■ EXERCISE PROMPT: Could you return each line of the material that has "icon" in it?

■ RECORDS SUPPLIED:

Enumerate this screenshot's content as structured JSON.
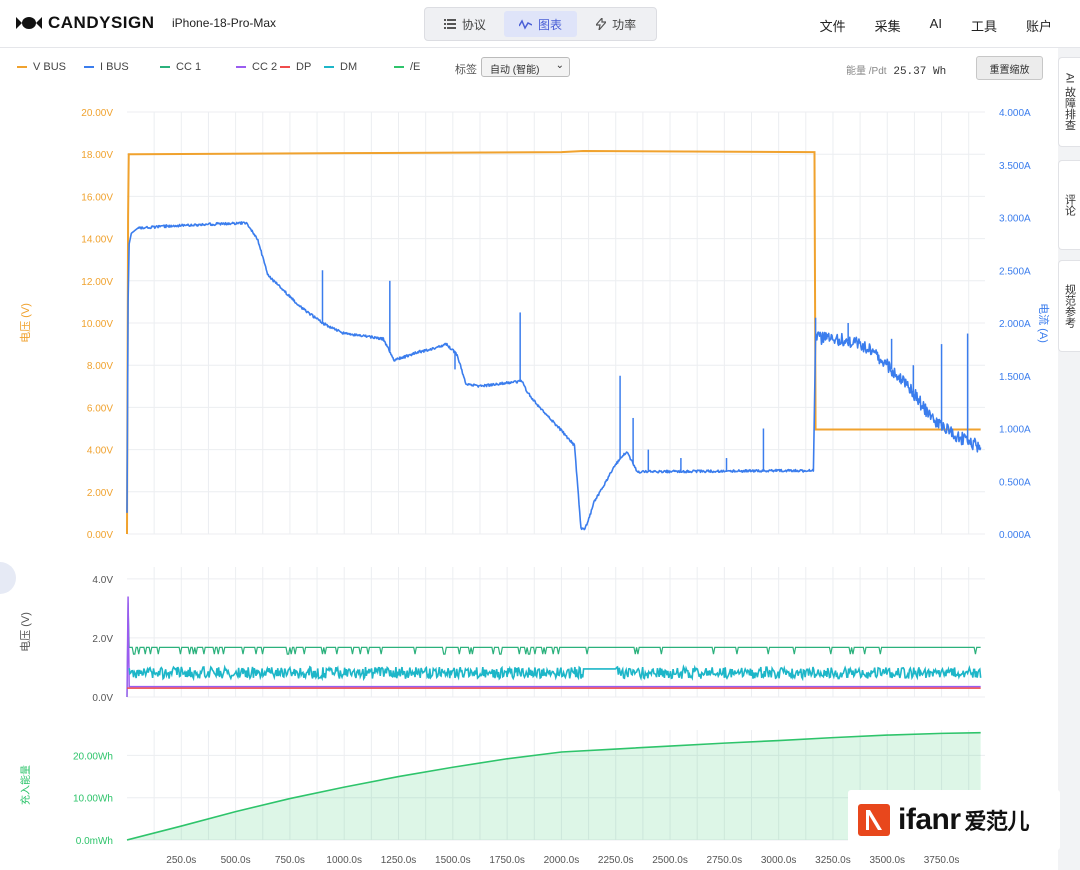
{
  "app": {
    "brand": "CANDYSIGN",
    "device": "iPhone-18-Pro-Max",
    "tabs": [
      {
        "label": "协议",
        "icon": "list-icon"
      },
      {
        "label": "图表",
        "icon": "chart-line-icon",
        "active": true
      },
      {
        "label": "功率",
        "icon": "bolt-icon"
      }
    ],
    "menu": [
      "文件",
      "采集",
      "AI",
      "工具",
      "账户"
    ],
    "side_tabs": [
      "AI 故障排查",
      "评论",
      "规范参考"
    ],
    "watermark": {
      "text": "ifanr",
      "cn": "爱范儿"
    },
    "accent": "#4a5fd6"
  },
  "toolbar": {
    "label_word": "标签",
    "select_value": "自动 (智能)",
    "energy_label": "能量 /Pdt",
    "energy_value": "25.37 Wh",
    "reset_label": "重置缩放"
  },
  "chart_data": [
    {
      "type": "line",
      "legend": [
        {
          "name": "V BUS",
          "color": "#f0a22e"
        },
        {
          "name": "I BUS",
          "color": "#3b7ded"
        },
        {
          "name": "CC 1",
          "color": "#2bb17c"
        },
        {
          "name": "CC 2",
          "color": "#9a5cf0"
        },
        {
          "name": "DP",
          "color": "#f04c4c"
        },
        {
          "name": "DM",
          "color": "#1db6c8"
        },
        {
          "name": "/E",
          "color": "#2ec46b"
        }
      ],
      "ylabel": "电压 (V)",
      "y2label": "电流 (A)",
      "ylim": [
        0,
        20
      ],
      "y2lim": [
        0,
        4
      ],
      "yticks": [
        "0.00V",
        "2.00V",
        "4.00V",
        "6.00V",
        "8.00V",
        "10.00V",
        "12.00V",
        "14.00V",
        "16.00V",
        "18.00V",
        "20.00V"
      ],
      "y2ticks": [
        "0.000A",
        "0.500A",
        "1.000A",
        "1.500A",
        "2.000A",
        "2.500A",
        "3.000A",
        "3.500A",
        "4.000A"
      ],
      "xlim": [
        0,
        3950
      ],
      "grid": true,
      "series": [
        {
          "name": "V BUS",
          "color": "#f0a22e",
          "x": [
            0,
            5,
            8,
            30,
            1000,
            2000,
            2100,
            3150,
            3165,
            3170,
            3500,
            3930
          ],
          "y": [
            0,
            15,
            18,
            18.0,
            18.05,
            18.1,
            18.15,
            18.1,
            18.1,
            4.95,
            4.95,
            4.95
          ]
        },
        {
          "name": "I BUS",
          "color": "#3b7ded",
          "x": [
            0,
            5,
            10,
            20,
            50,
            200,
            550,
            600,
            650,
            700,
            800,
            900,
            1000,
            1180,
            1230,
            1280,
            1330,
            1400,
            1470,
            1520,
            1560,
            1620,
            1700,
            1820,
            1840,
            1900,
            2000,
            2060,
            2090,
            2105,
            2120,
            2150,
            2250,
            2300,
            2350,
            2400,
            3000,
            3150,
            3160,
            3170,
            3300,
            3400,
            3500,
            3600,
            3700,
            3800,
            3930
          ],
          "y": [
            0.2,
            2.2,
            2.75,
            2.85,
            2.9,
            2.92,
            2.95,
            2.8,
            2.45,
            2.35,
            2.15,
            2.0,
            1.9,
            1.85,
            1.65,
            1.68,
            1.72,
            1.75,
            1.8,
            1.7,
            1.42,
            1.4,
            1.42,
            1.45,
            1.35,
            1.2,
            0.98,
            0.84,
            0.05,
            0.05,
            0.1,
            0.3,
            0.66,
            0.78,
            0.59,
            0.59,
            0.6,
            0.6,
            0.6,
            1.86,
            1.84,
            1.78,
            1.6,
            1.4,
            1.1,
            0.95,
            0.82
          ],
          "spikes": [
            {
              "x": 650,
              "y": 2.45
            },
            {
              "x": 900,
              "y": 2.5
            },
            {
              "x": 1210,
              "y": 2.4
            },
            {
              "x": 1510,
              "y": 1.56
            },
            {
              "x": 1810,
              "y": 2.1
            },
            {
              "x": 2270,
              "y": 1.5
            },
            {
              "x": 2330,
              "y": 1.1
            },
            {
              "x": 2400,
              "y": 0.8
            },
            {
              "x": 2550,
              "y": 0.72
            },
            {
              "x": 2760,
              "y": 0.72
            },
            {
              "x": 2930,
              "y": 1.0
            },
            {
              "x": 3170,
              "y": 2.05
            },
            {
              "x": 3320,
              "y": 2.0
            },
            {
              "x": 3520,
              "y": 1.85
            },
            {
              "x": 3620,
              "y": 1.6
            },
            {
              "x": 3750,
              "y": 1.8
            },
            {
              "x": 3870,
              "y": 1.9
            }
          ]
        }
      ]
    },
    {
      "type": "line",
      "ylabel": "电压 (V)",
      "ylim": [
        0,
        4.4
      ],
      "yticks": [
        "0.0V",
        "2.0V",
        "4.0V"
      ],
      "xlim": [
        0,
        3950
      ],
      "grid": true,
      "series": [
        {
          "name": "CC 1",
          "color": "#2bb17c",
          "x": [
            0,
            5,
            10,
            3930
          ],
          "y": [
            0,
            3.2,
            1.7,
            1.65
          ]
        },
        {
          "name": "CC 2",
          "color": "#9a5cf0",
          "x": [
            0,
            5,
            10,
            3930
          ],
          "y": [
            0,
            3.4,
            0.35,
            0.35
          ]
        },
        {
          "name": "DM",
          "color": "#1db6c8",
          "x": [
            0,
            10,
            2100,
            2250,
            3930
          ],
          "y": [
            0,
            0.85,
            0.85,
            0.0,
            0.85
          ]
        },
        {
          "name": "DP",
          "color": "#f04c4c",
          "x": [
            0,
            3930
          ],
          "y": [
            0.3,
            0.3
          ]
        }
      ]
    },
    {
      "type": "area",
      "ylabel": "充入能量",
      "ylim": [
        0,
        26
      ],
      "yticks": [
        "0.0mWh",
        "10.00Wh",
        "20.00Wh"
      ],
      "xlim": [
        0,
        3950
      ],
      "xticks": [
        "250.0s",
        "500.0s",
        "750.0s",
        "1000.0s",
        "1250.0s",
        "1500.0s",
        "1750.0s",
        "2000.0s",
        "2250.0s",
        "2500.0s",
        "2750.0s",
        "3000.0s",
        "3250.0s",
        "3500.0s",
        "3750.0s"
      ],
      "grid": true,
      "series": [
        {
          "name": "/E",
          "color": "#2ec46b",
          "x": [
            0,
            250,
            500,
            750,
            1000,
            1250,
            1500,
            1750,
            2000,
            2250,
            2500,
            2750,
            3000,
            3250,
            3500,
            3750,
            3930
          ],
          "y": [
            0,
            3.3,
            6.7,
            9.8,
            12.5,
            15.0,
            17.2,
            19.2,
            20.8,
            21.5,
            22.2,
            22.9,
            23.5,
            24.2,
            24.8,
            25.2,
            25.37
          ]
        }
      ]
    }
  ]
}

■ RESULT:
        "icon": "list-icon"
        "icon": "chart-line-icon",
        "icon": "bolt-icon"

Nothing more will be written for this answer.